Citing PatentFiling datePublication dateApplicantTitle
US5175777 *Jun 12, 1991Dec 29, 1992Alcatel N.V.Optical switching matrix including plural wavelength converting devices
US5179604 *Dec 24, 1991Jan 12, 1993The Furukawa Electric Co., Ltd.Waveguide-type coupler/splitter
US5268980 *Jun 15, 1992Dec 7, 1993Sumitomo Wiring Systems, Ltd.Active optical coupler for optical data link communication system
US5379142 *Dec 21, 1993Jan 3, 1995Canon Kabushiki KaishaDemultiplexing apparatus and optical communication system using the demultiplexing apparatus
US5400421 *Jul 12, 1993Mar 21, 1995Seikoh Giken Co., Ltd.Optical demultiplexing/multiplexing device
US5422968 *Mar 4, 1994Jun 6, 1995Hitachi, Ltd.Optical demultiplexing system with optical amplifiers

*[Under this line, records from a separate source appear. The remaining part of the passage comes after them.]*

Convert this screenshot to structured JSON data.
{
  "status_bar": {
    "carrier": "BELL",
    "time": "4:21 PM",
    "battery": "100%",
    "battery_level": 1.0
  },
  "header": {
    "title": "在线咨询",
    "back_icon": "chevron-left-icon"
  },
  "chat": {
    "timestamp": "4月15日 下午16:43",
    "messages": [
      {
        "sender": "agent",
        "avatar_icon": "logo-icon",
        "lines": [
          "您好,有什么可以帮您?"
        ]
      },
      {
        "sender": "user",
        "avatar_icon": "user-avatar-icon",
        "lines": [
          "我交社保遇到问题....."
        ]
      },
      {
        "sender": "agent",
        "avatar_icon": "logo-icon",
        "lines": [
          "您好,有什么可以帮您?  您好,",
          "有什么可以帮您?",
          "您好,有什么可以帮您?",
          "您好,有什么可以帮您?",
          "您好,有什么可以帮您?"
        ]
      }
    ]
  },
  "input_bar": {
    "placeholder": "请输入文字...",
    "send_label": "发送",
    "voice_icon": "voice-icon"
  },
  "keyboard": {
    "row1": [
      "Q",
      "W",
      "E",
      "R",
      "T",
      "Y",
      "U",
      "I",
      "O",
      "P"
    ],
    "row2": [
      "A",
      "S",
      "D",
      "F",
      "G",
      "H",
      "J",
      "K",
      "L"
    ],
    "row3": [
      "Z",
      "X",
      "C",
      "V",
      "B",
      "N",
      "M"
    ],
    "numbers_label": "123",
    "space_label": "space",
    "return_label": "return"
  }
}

US5487120 *Feb 9, 1994Jan 23, 1996International Business Machines CorporationOptical wavelength division multiplexer for high speed, protocol-independent serial data sources
US5761351 *Jul 15, 1996Jun 2, 1998Mcdonnell Douglas CorporationWavelength-addressable optical time-delay network and phased array antenna incorporating the same
US5825949 *Apr 3, 1997Oct 20, 1998International Business Machines CorporationOptical wavelength division multiplexer for coupling to data sources and sinks, wherein at least two data sources and sinks operate with different communication protocols
US6782157 *Jan 2, 2002Aug 24, 2004Wavesplitter Technologies, Inc.Bidirectional optical interleaver
US6839490Jul 3, 2002Jan 4, 2005Jds Uniphase CorporationMethod of making sequential coupler arrangements and resulting devices
WO1998002765A1 *Jul 11, 1997Jan 22, 1998Mc Donnell Douglas CorpWavelength-addressable optical time-delay network and phased array antenna incorporating the same
Classifications
U.S. Classification385/24, 398/79
International ClassificationG02B6/28
Cooperative ClassificationG02B6/2804, G02B6/2821
European ClassificationG02B6/28B6, G02B6/28B
Legal Events
DateCodeEventDescription
Jun 5, 2003FPAYFee payment
Year of fee payment: 12
Jun 24, 1999FPAYFee payment
Year of fee payment: 8
Jun 23, 1995FPAYFee payment
Year of fee payment: 4
Jun 22, 1990ASAssignment
Owner name: SEIKOH GIKEN CO., LTD., A JAPANESE CORP., JAPAN
Free format text: ASSIGNMENT OF ASSIGNORS INTEREST.;ASSIGNOR:TAKAHASHI, MITSUO;REEL/FRAME:005353/0396
Effective date: 19900601